What is required: Quote every entry word for word.

Start of Provided data

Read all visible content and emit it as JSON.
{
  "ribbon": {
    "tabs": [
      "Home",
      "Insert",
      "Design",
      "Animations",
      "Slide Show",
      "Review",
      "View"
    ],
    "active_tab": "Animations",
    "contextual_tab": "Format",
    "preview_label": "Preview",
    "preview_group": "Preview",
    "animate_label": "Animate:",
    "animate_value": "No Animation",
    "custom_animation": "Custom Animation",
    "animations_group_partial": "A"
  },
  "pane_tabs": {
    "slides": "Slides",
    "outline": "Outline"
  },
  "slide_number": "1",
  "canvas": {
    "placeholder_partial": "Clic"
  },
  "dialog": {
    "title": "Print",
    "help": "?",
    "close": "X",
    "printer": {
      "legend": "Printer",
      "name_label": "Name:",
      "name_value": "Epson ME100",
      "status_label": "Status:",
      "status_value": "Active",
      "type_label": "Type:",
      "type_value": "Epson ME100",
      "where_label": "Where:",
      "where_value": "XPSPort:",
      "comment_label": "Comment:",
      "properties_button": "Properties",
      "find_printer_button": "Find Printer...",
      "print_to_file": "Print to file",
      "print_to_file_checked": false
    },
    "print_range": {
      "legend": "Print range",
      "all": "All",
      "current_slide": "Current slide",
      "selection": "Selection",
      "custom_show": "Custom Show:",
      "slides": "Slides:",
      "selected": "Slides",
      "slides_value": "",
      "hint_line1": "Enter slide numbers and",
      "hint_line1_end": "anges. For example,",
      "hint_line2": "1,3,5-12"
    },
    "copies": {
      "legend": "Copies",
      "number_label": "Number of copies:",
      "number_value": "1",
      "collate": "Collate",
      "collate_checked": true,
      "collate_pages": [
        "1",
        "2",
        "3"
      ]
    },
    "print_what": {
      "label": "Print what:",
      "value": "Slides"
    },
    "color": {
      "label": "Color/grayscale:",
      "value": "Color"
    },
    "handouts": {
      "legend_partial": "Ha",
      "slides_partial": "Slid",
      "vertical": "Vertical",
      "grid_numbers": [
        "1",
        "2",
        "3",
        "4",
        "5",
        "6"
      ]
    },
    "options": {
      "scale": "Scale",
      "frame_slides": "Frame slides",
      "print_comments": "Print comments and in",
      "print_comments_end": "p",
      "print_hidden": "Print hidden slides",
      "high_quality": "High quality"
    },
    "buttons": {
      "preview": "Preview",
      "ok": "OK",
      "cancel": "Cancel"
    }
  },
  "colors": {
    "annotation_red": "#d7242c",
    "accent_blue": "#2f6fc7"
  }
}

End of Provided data

Answer to the problem:
Read all visible content and emit it as JSON.
{
  "ribbon": {
    "tabs": [
      "Home",
      "Insert",
      "Design",
      "Animations",
      "Slide Show",
      "Review",
      "View"
    ],
    "active_tab": "Animations",
    "contextual_tab": "Format",
    "preview_label": "Preview",
    "preview_group": "Preview",
    "animate_label": "Animate:",
    "animate_value": "No Animation",
    "custom_animation": "Custom Animation",
    "animations_group_partial": "A"
  },
  "pane_tabs": {
    "slides": "Slides",
    "outline": "Outline"
  },
  "slide_number": "1",
  "canvas": {
    "placeholder_partial": "Clic"
  },
  "dialog": {
    "title": "Print",
    "help": "?",
    "close": "X",
    "printer": {
      "legend": "Printer",
      "name_label": "Name:",
      "name_value": "Epson ME100",
      "status_label": "Status:",
      "status_value": "Active",
      "type_label": "Type:",
      "type_value": "Epson ME100",
      "where_label": "Where:",
      "where_value": "XPSPort:",
      "comment_label": "Comment:",
      "properties_button": "Properties",
      "find_printer_button": "Find Printer...",
      "print_to_file": "Print to file",
      "print_to_file_checked": false
    },
    "print_range": {
      "legend": "Print range",
      "all": "All",
      "current_slide": "Current slide",
      "selection": "Selection",
      "custom_show": "Custom Show:",
      "slides": "Slides:",
      "selected": "Slides",
      "slides_value": "",
      "hint_line1": "Enter slide numbers and",
      "hint_line1_end": "anges. For example,",
      "hint_line2": "1,3,5-12"
    },
    "copies": {
      "legend": "Copies",
      "number_label": "Number of copies:",
      "number_value": "1",
      "collate": "Collate",
      "collate_checked": true,
      "collate_pages": [
        "1",
        "2",
        "3"
      ]
    },
    "print_what": {
      "label": "Print what:",
      "value": "Slides"
    },
    "color": {
      "label": "Color/grayscale:",
      "value": "Color"
    },
    "handouts": {
      "legend_partial": "Ha",
      "slides_partial": "Slid",
      "vertical": "Vertical",
      "grid_numbers": [
        "1",
        "2",
        "3",
        "4",
        "5",
        "6"
      ]
    },
    "options": {
      "scale": "Scale",
      "frame_slides": "Frame slides",
      "print_comments": "Print comments and in",
      "print_comments_end": "p",
      "print_hidden": "Print hidden slides",
      "high_quality": "High quality"
    },
    "buttons": {
      "preview": "Preview",
      "ok": "OK",
      "cancel": "Cancel"
    }
  },
  "colors": {
    "annotation_red": "#d7242c",
    "accent_blue": "#2f6fc7"
  }
}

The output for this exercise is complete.